WHAT YOU NEED TO DO: Copy each line of the data beneath in which the word "main" appears.
-- Opening Marker --
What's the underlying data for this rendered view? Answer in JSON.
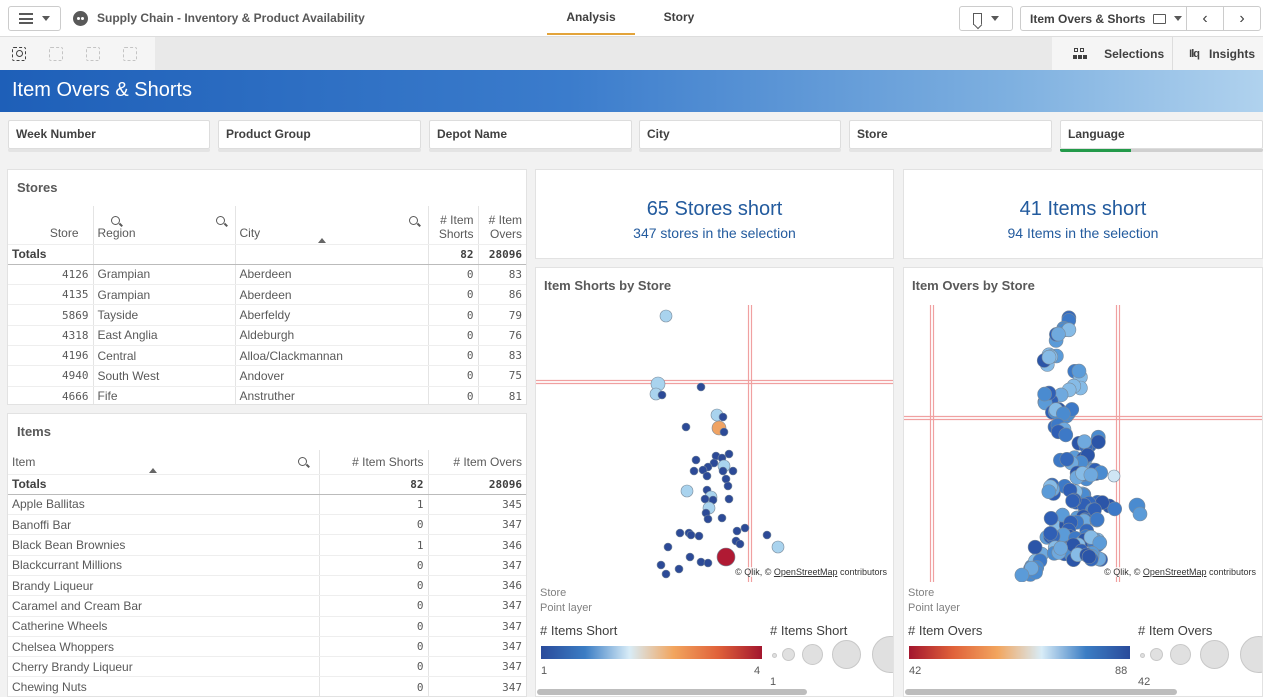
{
  "app": {
    "title": "Supply Chain - Inventory & Product Availability",
    "tabs": [
      {
        "label": "Analysis",
        "active": true
      },
      {
        "label": "Story",
        "active": false
      }
    ],
    "sheet_selector": "Item Overs & Shorts",
    "toolbar_right": {
      "selections_label": "Selections",
      "insights_label": "Insights"
    }
  },
  "sheet": {
    "title": "Item Overs & Shorts"
  },
  "filters": [
    {
      "label": "Week Number"
    },
    {
      "label": "Product Group"
    },
    {
      "label": "Depot Name"
    },
    {
      "label": "City"
    },
    {
      "label": "Store"
    },
    {
      "label": "Language",
      "selected_fraction": 0.35
    }
  ],
  "stores_table": {
    "title": "Stores",
    "columns": [
      "Store",
      "Region",
      "City",
      "# Item Shorts",
      "# Item Overs"
    ],
    "totals": {
      "label": "Totals",
      "shorts": "82",
      "overs": "28096"
    },
    "rows": [
      {
        "store": "4126",
        "region": "Grampian",
        "city": "Aberdeen",
        "shorts": "0",
        "overs": "83"
      },
      {
        "store": "4135",
        "region": "Grampian",
        "city": "Aberdeen",
        "shorts": "0",
        "overs": "86"
      },
      {
        "store": "5869",
        "region": "Tayside",
        "city": "Aberfeldy",
        "shorts": "0",
        "overs": "79"
      },
      {
        "store": "4318",
        "region": "East Anglia",
        "city": "Aldeburgh",
        "shorts": "0",
        "overs": "76"
      },
      {
        "store": "4196",
        "region": "Central",
        "city": "Alloa/Clackmannan",
        "shorts": "0",
        "overs": "83"
      },
      {
        "store": "4940",
        "region": "South West",
        "city": "Andover",
        "shorts": "0",
        "overs": "75"
      },
      {
        "store": "4666",
        "region": "Fife",
        "city": "Anstruther",
        "shorts": "0",
        "overs": "81"
      }
    ]
  },
  "items_table": {
    "title": "Items",
    "columns": [
      "Item",
      "# Item Shorts",
      "# Item Overs"
    ],
    "totals": {
      "label": "Totals",
      "shorts": "82",
      "overs": "28096"
    },
    "rows": [
      {
        "item": "Apple Ballitas",
        "shorts": "1",
        "overs": "345"
      },
      {
        "item": "Banoffi Bar",
        "shorts": "0",
        "overs": "347"
      },
      {
        "item": "Black Bean Brownies",
        "shorts": "1",
        "overs": "346"
      },
      {
        "item": "Blackcurrant Millions",
        "shorts": "0",
        "overs": "347"
      },
      {
        "item": "Brandy Liqueur",
        "shorts": "0",
        "overs": "346"
      },
      {
        "item": "Caramel and Cream Bar",
        "shorts": "0",
        "overs": "347"
      },
      {
        "item": "Catherine Wheels",
        "shorts": "0",
        "overs": "347"
      },
      {
        "item": "Chelsea Whoppers",
        "shorts": "0",
        "overs": "347"
      },
      {
        "item": "Cherry Brandy Liqueur",
        "shorts": "0",
        "overs": "347"
      },
      {
        "item": "Chewing Nuts",
        "shorts": "0",
        "overs": "347"
      }
    ]
  },
  "kpis": [
    {
      "main": "65 Stores short",
      "sub": "347 stores in the selection"
    },
    {
      "main": "41 Items short",
      "sub": "94 Items in the selection"
    }
  ],
  "maps": [
    {
      "title": "Item Shorts by Store",
      "attribution_prefix": "© Qlik, © ",
      "attribution_link": "OpenStreetMap",
      "attribution_suffix": " contributors",
      "layer_name": "Store",
      "layer_type": "Point layer",
      "color_legend_title": "# Items Short",
      "color_min": "1",
      "color_max": "4",
      "size_legend_title": "# Items Short",
      "size_min": "1",
      "gradient": [
        "#2a4b9b",
        "#3b7dc4",
        "#d8ecf7",
        "#f2a55e",
        "#e0623a",
        "#a3162e"
      ]
    },
    {
      "title": "Item Overs by Store",
      "attribution_prefix": "© Qlik, © ",
      "attribution_link": "OpenStreetMap",
      "attribution_suffix": " contributors",
      "layer_name": "Store",
      "layer_type": "Point layer",
      "color_legend_title": "# Item Overs",
      "color_min": "42",
      "color_max": "88",
      "size_legend_title": "# Item Overs",
      "size_min": "42",
      "gradient": [
        "#a3162e",
        "#e0623a",
        "#f2a55e",
        "#d8ecf7",
        "#3b7dc4",
        "#2a4b9b"
      ]
    }
  ],
  "colors": {
    "accent_tab": "#e3a43b",
    "kpi_text": "#235b9e",
    "language_bar": "#239a4a",
    "point_dark": "#2c4a97",
    "point_light": "#a9d3ee",
    "point_orange": "#f0a363",
    "point_red": "#b01a33"
  }
}
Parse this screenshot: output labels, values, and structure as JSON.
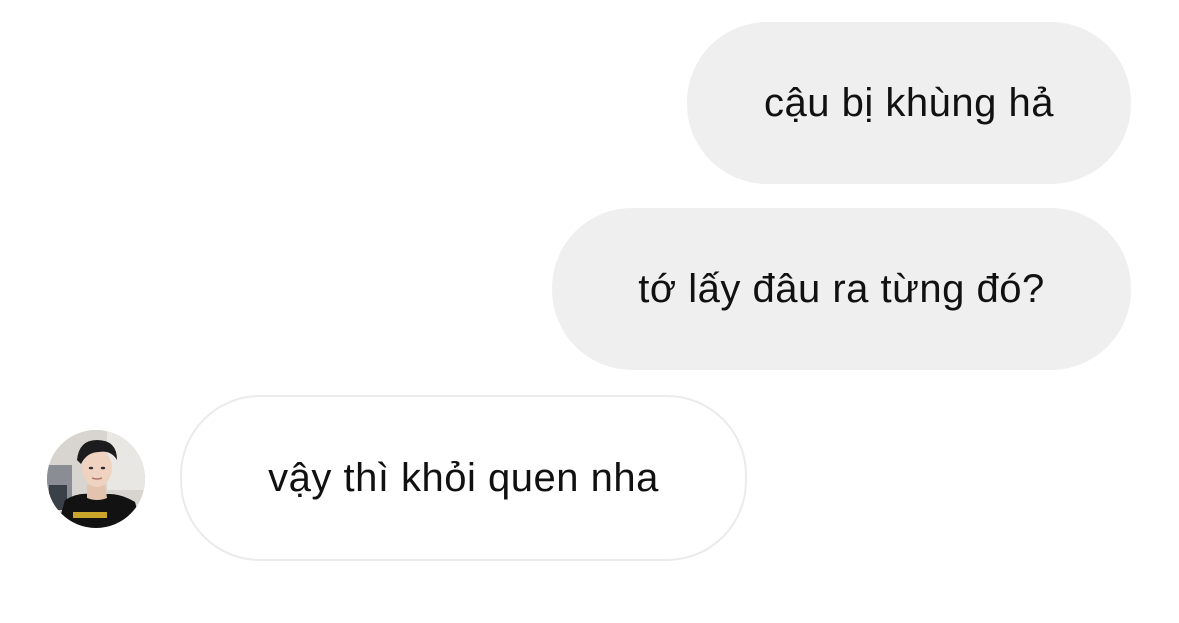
{
  "conversation": {
    "messages": [
      {
        "sender": "me",
        "text": "cậu bị khùng hả"
      },
      {
        "sender": "me",
        "text": "tớ lấy đâu ra từng đó?"
      },
      {
        "sender": "other",
        "text": "vậy thì khỏi quen nha"
      }
    ],
    "avatar": {
      "icon": "profile-photo",
      "shirt_text": "7SECONDS"
    }
  },
  "colors": {
    "sent_bubble": "#efefef",
    "received_border": "#ebebeb",
    "text": "#111111"
  }
}
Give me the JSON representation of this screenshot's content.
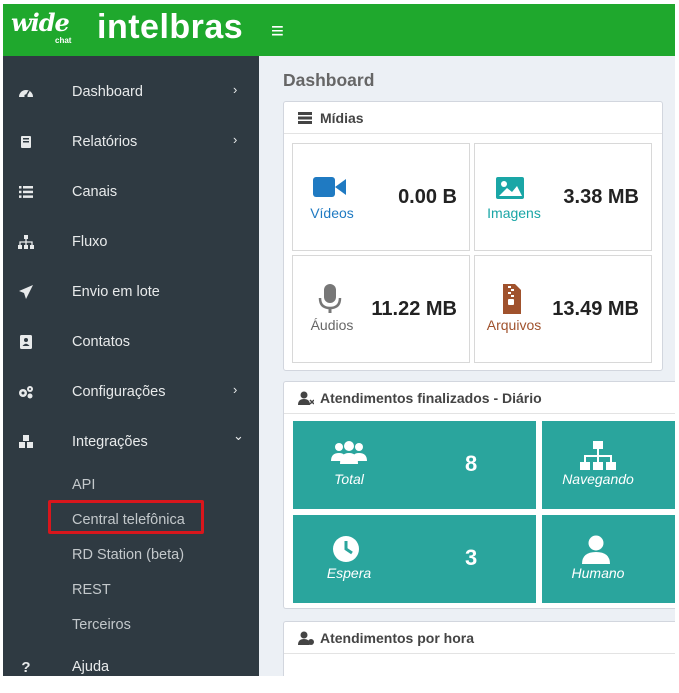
{
  "header": {
    "logo_wide": "wide",
    "logo_chat": "chat",
    "logo_brand": "intelbras",
    "menu_icon": "hamburger-icon",
    "color": "#1fa82d"
  },
  "sidebar": {
    "items": [
      {
        "label": "Dashboard",
        "icon": "dashboard-icon",
        "chevron": "›"
      },
      {
        "label": "Relatórios",
        "icon": "book-icon",
        "chevron": "›"
      },
      {
        "label": "Canais",
        "icon": "list-icon"
      },
      {
        "label": "Fluxo",
        "icon": "sitemap-icon"
      },
      {
        "label": "Envio em lote",
        "icon": "paper-plane-icon"
      },
      {
        "label": "Contatos",
        "icon": "address-book-icon"
      },
      {
        "label": "Configurações",
        "icon": "gears-icon",
        "chevron": "›"
      },
      {
        "label": "Integrações",
        "icon": "cubes-icon",
        "chevron": "⌄"
      }
    ],
    "subitems": [
      "API",
      "Central telefônica",
      "RD Station (beta)",
      "REST",
      "Terceiros"
    ],
    "help": {
      "label": "Ajuda",
      "icon": "question-icon"
    }
  },
  "main": {
    "title": "Dashboard",
    "media_panel": {
      "title": "Mídias",
      "boxes": [
        {
          "label": "Vídeos",
          "value": "0.00 B",
          "icon": "video-camera-icon",
          "color": "#1f7ac2"
        },
        {
          "label": "Imagens",
          "value": "3.38 MB",
          "icon": "image-icon",
          "color": "#1aa6a6"
        },
        {
          "label": "Áudios",
          "value": "11.22 MB",
          "icon": "microphone-icon",
          "color": "#777777"
        },
        {
          "label": "Arquivos",
          "value": "13.49 MB",
          "icon": "file-archive-icon",
          "color": "#a0522d"
        }
      ]
    },
    "daily_panel": {
      "title": "Atendimentos finalizados - Diário",
      "tiles": [
        {
          "label": "Total",
          "value": "8",
          "icon": "users-icon"
        },
        {
          "label": "Navegando",
          "value": "",
          "icon": "sitemap-icon"
        },
        {
          "label": "Espera",
          "value": "3",
          "icon": "clock-icon"
        },
        {
          "label": "Humano",
          "value": "",
          "icon": "user-icon"
        }
      ],
      "tile_color": "#2aa59d"
    },
    "hourly_panel": {
      "title": "Atendimentos por hora"
    }
  }
}
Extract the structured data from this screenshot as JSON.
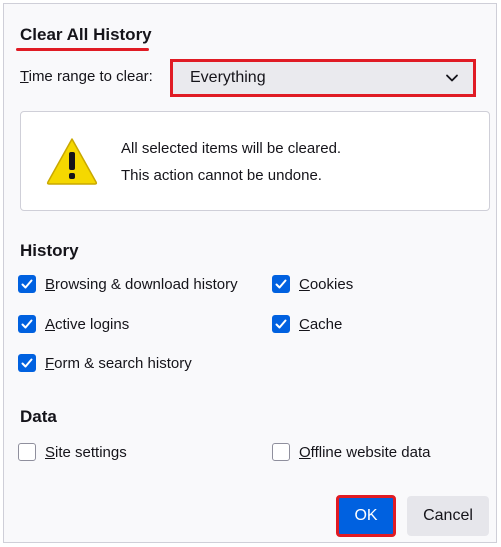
{
  "dialog": {
    "title": "Clear All History",
    "time_range": {
      "label_first": "T",
      "label_rest": "ime range to clear:",
      "selected": "Everything"
    },
    "alert": {
      "line1": "All selected items will be cleared.",
      "line2": "This action cannot be undone.",
      "icon": "warning-icon"
    },
    "history": {
      "heading": "History",
      "items": [
        {
          "access": "B",
          "rest": "rowsing & download history",
          "checked": true
        },
        {
          "access": "C",
          "rest": "ookies",
          "checked": true
        },
        {
          "access": "A",
          "rest": "ctive logins",
          "checked": true
        },
        {
          "access": "C",
          "rest": "ache",
          "checked": true
        },
        {
          "access": "F",
          "rest": "orm & search history",
          "checked": true
        }
      ]
    },
    "data": {
      "heading": "Data",
      "items": [
        {
          "access": "S",
          "rest": "ite settings",
          "checked": false
        },
        {
          "access": "O",
          "rest": "ffline website data",
          "checked": false
        }
      ]
    },
    "buttons": {
      "ok": "OK",
      "cancel": "Cancel"
    },
    "colors": {
      "accent": "#0061e0",
      "highlight": "#e01b24",
      "warning": "#f5d800"
    }
  }
}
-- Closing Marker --
TASK RESULT:
      "main": "65 Stores short",
      "main": "41 Items short",
  "main": {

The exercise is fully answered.